**TASK:**
Within the entries that follow, report how many lines contain the word "label", giving the number by itself.
### INPUT RECORDS ###
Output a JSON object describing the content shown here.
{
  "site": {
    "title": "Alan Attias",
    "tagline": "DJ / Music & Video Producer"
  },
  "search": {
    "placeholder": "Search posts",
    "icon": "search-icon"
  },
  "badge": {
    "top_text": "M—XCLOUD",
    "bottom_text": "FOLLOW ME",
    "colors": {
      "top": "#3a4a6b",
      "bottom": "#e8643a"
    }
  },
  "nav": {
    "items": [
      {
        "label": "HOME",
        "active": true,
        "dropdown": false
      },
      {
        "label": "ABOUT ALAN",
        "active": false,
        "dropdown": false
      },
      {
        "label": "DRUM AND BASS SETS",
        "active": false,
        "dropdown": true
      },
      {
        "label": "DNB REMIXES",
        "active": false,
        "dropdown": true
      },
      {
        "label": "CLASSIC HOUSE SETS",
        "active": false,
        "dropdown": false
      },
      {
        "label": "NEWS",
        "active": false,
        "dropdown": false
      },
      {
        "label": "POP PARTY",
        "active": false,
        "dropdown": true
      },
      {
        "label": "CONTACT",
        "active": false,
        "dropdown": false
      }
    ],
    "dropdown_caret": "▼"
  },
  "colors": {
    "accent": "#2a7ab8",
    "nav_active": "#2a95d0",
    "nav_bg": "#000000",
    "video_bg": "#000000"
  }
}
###
**EXERCISE RESULT:**
8